Semantics is a part of language studies which focuses on the meaning of what is spoken or written.
It can encompass whole items such as a lecture or an annual report, or the smallest unit of meaning.
Linguists do not regard the word as the smallest unit, but the components of a word which carry separate items of meaning.
The smallest unit of meaning in a language is called a morpheme.
Here are some examples of linguistic study which would fall under the title of semantics:
- Stylistic analysis of the imagery used in a poem.
- Analysis of point of view in a novel or short story.
- A study of tragic themes in Shakespeare’s plays.
- The study of approaches to translation.
- Tracing the development of English nouns from the Anglo-Saxon period.
The semantic level of a statement, whether it be spoken or written, can be seen as the reason for its existence.
Meaning develops and shifts constantly in any language, and semantic study is often an attempt to chart these changes, using the structure of the language as a yardstick.
The smallest unit of meaning is known as a morpheme. Words can be broken down according to their morphological make up.
For instance the word horse is a morpheme, because no smaller part of it can stand alone with any significant meaning.
The same would be true for words such as big, talk, and giraffe.

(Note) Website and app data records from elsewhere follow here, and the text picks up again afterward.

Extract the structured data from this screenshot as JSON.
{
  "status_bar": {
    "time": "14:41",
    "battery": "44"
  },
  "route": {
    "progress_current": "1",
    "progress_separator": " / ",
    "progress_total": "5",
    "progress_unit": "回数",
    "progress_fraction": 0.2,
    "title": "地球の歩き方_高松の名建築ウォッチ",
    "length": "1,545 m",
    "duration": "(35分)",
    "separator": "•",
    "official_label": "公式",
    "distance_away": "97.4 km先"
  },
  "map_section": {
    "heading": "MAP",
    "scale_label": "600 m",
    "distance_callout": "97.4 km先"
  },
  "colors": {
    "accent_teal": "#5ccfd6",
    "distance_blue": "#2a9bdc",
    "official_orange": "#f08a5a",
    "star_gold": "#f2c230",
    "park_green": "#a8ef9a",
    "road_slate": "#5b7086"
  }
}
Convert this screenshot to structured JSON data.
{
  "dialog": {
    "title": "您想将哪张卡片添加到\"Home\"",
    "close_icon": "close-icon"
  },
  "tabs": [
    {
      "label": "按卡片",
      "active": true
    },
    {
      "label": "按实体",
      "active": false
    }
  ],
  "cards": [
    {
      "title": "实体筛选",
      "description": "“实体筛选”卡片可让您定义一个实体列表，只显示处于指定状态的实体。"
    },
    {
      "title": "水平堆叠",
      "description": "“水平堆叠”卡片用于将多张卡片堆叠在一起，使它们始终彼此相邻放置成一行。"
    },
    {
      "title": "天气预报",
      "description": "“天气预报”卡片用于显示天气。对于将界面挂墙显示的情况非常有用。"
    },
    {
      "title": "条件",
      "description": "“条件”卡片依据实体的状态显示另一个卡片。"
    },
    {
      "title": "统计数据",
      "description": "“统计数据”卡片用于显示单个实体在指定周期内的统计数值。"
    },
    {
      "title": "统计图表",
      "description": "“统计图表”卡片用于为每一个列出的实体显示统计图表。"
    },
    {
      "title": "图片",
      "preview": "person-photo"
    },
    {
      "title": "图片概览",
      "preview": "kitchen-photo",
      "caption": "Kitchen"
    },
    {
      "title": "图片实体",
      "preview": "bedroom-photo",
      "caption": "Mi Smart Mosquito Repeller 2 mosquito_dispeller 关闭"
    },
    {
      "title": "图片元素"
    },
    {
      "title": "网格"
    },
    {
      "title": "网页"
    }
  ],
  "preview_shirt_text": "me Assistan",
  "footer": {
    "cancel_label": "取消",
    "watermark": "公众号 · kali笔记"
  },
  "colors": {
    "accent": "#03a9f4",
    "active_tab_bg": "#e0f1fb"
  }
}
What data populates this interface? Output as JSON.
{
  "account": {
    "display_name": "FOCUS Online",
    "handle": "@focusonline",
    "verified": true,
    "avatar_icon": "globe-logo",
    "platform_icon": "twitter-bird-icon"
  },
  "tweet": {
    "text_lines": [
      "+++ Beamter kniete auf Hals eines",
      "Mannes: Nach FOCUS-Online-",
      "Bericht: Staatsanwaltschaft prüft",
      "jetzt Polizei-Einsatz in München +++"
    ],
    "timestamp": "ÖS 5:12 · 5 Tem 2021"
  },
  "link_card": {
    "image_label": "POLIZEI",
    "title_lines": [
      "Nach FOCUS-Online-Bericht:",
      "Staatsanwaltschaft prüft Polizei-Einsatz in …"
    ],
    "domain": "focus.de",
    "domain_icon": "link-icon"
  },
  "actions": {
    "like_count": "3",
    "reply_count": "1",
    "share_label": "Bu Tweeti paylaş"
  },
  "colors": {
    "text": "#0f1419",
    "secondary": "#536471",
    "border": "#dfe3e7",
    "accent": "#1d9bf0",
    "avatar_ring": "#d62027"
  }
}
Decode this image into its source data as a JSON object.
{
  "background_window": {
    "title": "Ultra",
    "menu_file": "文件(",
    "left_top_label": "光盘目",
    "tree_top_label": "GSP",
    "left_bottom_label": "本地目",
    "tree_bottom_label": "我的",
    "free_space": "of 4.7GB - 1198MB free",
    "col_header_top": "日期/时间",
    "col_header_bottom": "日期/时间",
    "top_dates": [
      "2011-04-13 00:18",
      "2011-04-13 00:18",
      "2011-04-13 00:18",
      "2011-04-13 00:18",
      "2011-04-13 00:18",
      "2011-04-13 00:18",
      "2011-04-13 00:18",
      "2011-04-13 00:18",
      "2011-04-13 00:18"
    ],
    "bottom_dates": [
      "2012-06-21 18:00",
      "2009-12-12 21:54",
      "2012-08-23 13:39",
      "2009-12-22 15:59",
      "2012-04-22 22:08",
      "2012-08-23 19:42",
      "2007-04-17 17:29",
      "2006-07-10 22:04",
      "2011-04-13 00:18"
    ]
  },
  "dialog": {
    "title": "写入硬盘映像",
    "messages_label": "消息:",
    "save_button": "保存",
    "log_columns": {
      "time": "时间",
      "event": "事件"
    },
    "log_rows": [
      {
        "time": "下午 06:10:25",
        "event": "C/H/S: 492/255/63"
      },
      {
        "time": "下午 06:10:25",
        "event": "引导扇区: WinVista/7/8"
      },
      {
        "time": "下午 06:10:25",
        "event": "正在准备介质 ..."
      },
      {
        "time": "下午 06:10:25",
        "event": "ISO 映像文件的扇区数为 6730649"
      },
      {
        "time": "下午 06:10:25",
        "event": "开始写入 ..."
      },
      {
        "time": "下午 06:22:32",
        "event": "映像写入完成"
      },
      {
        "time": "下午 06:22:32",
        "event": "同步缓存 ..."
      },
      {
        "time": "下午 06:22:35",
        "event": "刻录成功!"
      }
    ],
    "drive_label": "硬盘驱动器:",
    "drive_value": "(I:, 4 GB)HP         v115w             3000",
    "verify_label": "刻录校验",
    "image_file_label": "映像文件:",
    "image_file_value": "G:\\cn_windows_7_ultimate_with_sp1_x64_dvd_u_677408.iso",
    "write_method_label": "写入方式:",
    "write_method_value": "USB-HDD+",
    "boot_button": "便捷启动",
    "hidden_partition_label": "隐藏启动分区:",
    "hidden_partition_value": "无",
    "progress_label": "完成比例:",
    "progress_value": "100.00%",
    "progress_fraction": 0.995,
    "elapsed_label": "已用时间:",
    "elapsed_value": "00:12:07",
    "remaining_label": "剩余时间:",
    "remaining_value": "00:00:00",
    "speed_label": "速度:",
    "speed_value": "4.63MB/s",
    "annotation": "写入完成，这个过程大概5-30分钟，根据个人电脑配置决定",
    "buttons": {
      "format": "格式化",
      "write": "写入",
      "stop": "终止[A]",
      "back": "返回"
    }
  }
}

However the word horses is made up of two morphemes:
horse [the animal] + s [which expresses a plural].
So, even though it is only one letter, s can be a morpheme.
The following sequence shows how a word of one morpheme can become part of a word with two, then three, then four morphemes or separate units of meaning.
attract 1 morpheme attract/ive 2 morphemes un/attract/ive 3 morphemes un/attract/ive/ly 4 morphemes
However, where the semantic additions to the words are prefixes [un] and suffixes [ive] and [ly], they are called bound, rather than free morphemes.
In other words, the semantic additions could not stand alone as units of meaning in the same way as the free morpheme [attract] can.
We can find words made up of one or more free morphemes — such as mantel/piece.
Alternatively, they might be made up of one or more free morphemes and one or more bound morphemes — such as ir/regular or dough/nut/ting.
A word can only be split up into separate morphemes when at least one of the semantic units can stand alone.
Compare the two following examples:
preposterous 1 free morpheme un/grateful 1 bound + 1 free morpheme
The meaning of words is not absolutely fixed. New meanings can be attributed to words if enough people use them. Alternatively, meanings can be ‘lost’. This phenomenon is known as ‘semantic shift’.
The word ‘gay’ for example, has changed its meaning radically during the past twenty years. The word itself remains, but it has undergone a semantic shift. It’s like using the same box for a changed content.
Sometimes words can ‘disappear’ from use [even though they might remain in a dictionary]. Most people know and use the word unequal, but very few would know that English once had the term inequal for the same purpose. It is now merely a historical curiosity.
© Roy Johnson 2004